In retrospect, L’Avventura is clear from the beginning about its preoccupation with empty spaces. An empty space is where the heart of the film should be – specifically, the empty space left behind by its faux protagonist Anna after roughly 30 minutes. Upon first viewing, the rest of the film after her disappearance seems to work like a rush of cells hurrying up to fill and close a fresh wound. The end result, subsequently, evokes the despondency of scarring, with the bulk of the film following a long-winded process of healing, or lack of it.
For most of the film, we’re saddled with the two people who each held Anna as one of, if not the most significant part of their lives. Their “loss” of Anna is what becomes the shape of the narrative, instead of the actual search for her as it would in a mainstream film. However, L’avventura doesn’t seem to want to be identified as a Mystery film – almost all its plot points that seem to lead to an answer wind up becoming a dead end. While the film does dwell on the search for Anna for the bulk of its runtime, the film realistically delivers what the immediate situation around a person’s disappearance would look like – life doesn’t happen plot point to plot point until the missing party is found, it continues at its usual pace, sometimes dwelling for almost too long on captivating visuals, empty spaces, and smaller conflicts that arise. The film is unfiltered in this regard, presenting reality in a blunt fashion for all the mystery the film keeps teasing is under the surface.

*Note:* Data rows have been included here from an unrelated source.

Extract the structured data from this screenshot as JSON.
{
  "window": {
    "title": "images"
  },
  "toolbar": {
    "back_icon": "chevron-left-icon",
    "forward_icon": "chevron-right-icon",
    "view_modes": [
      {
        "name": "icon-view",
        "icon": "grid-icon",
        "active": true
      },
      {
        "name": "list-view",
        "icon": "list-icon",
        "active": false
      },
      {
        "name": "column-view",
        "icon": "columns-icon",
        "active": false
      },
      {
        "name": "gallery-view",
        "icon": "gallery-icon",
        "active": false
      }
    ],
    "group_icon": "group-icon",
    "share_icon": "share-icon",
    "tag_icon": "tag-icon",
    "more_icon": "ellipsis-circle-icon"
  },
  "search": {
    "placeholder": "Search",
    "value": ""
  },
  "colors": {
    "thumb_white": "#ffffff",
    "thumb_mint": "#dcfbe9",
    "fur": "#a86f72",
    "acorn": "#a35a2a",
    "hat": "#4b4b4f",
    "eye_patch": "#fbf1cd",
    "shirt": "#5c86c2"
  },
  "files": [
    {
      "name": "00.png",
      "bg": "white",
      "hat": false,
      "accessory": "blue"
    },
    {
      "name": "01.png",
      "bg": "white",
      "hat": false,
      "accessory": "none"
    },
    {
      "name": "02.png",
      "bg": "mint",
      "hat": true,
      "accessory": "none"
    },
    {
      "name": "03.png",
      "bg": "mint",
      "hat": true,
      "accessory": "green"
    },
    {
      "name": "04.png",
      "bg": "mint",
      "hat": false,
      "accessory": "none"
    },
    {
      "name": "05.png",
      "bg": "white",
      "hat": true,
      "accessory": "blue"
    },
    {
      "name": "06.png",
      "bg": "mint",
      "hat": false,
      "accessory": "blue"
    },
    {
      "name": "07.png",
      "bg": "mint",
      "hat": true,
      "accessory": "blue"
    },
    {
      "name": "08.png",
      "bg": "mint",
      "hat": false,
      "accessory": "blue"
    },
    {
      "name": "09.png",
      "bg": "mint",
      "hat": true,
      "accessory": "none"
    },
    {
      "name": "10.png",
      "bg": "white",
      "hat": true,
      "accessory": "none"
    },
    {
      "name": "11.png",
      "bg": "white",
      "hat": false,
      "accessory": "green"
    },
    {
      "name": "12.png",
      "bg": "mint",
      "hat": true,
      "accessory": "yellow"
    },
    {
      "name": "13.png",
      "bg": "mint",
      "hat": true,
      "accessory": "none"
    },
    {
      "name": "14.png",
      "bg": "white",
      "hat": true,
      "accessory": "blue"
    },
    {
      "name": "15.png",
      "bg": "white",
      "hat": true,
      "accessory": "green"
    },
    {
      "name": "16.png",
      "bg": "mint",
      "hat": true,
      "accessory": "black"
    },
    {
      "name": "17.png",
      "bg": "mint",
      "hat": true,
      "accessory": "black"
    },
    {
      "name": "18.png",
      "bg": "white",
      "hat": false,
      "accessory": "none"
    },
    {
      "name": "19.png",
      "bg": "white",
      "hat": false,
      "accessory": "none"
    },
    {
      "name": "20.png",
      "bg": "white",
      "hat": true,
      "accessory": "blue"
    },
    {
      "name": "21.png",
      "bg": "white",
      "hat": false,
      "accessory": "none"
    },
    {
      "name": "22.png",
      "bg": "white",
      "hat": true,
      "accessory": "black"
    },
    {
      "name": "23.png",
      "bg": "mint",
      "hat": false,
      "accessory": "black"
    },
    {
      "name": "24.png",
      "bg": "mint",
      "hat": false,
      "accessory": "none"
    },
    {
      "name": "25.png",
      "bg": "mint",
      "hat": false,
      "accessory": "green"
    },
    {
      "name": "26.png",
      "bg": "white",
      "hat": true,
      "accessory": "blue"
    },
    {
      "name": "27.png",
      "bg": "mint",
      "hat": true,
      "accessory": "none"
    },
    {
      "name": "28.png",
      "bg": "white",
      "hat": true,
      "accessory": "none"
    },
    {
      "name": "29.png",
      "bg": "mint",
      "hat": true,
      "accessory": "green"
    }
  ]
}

The feminine mystique can be named as the scapegoat for all the film’s harsh turns – everyone’s fixation on one woman’s disappearance does jumpstart the film’s narrative, after all. The women in the film behave as if hiding a plot point pertinent to the central mystery of Anna’s disappearance. What makes Claudia distinct from the rest of the women in the cast is that her perspective is how most of the film unfolds, and her desires to find Anna and begin a relationship with Sandro drive the plot from her point of view. This makes Claudia the most vulnerable woman in the film, and the plot only proceeds to take advantage of how exposed she’s become. The treatment of women as either objects to seize or mysterious forces to understand is present throughout the film, and almost seems to make viewers conclude: “If this was the world Anna was dealing with, then no wonder she disappeared”.
L’avventura’s atmospheric use of accentuated settings and lingering takes on characters’ emotional experiences are what mark it as a classic of European Cinema, and its choice to tell a story mostly liberated from dramatic techniques has become influential in waves of independent cinema up until the 21st century. While L’Avventura and its mysticism may require further reflection to appreciate, its radical but simple style of execution is something audiences see and appreciate, whether they know it or not.